Random forest classifier | 0.9470 | +/- 0.0029 |

Extra tree classifier | 0.9435 | +/- 0.0030 |

Stack Classifier (second level classifier logistic regression) | 0.9510 | +/- 0.0009 |

**Representation ROC, AUC of stacking implementation. Stacking Random Forest: ROC, AUC = 1.000; Stacking Extra Tree: ROC, AUC = 1.000; Stacking K-NN: ROC, AUC = 0.997; Stacking Logistic Regression: ROC, AUC = 0.538; Stacking Decision Tree: ROC, AUC = 0.767; Stacking 2nd level classifier logistic regression: ROC AUC = 1.000.**

With the data set, we have used different machine learning techniques like CNN, bagging, boosting, stacking, and other traditional classifiers like KSVM, random forest, extra tree, ridge classifier, decision tree, K-NN, logistic regression, etc. From Table 2, we have got a traditional classifier; the random forest has given better accuracy as 0.95. Hence among all traditional classifiers, the random forest accuracy score is better. From Table 3, the extra tree bagging classifier has given the highest accuracy as 0.96. Hence extra tree bagging classifier has given better performance among all bagging classifiers. From Table 4, it is found both Gradient boosting, and XGBoosting has the highest accuracy 0.95. From Table 5, logistic regression as meta classifier, when implementing stacking, has accuracy 0.95. CNN's accuracy score is 0.96. All maximum scores of traditional classifiers, bagging classifiers, boosting, stacking, and CNN are summarized in Table 6, and ROC AUC is plotted in Fig. 7. Both CNN and extra tree bagging classifiers have shown the same and best accuracy in Table 6. ROC AUC of extra tree bagging is 1, whereas CNN is 0.99.

Classifiers | Accuracy | ROC AUC |
---|---|---|

CNN | 0.96 | 0.99 |

Extra Tree Bagging (Average) | 0.96 | 1.00 |

Gradient Boosting | 0.95 | 0.98 |

XG Boosting | 0.95 | 0.98 |

Stacking | 0.95 | 1.00 |

Random Forest | 0.95 | 1.00 |

**Performance summary by depicting ROC AUC of all the optimal classifiers (traditional, ensemble, and deep learning). CNN and Bagging Extra Tree outperforms as compared to classifiers based on the conventional machine learning approach.**

Although both CNN and extra tree bagging classifier have the same accuracy ROC AUC of extra tree bagging classifier giving better, to implement extra tree bagging classifier first, we have eliminated some attributes using coefficient correlation.

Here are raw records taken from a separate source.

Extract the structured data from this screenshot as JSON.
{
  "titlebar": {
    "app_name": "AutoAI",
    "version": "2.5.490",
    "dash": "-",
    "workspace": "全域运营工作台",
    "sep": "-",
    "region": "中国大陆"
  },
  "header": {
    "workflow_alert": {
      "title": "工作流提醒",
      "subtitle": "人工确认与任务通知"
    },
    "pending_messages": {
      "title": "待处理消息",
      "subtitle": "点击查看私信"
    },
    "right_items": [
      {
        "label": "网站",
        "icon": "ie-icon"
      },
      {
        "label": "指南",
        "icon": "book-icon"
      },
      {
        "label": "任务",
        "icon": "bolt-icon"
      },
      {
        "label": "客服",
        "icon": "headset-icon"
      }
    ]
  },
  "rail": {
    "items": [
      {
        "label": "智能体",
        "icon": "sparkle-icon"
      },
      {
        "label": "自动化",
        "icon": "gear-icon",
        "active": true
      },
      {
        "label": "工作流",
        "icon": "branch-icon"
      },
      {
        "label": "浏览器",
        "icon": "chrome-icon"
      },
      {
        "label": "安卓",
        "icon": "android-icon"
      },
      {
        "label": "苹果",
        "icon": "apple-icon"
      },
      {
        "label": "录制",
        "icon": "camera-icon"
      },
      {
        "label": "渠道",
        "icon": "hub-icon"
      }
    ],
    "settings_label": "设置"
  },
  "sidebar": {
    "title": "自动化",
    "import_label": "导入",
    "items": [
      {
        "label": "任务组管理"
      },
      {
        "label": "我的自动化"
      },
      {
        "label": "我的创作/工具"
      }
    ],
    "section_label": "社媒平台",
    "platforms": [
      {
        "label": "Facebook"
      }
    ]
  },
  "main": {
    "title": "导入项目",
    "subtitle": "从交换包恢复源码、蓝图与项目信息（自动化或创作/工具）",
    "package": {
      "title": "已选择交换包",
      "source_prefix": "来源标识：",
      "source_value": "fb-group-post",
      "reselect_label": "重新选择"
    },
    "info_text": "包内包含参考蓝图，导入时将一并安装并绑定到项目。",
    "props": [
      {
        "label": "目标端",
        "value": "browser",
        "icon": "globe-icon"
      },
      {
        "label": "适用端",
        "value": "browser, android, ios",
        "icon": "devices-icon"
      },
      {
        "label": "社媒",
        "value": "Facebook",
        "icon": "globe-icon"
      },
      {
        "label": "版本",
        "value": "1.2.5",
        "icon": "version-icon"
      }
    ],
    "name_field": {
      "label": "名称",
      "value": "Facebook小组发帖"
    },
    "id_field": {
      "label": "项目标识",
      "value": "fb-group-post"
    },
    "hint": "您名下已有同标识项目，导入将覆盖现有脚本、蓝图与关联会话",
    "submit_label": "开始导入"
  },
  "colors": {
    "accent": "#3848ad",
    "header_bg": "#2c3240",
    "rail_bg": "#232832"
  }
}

But in the case of CNN, it is not required. Different traditional machine learning techniques have used for classifying the epilepsy seizure from five categories of symptoms of EEG recording containing 11500 instances with 178 signal recording. Before using the techniques, the dataset is pre-processed to eliminate the attributes. Then ensemble machine learning algorithms are used to classify the data set after the same type of preprocessing, and ensemble classifiers have given better accuracy than traditional classifiers. Again, deep learning technique CNN is implemented with the data set without eliminating any attributes which have given approximately the same result with extra tree bagging classifier. The ensemble and deep learning models outperformed in comparison to traditional machine learning techniques and found effective in detecting epileptic seizures automatically.

We are thankful to the authors of the freely available dataset used in this paper.

The authors declare no conflict of interest.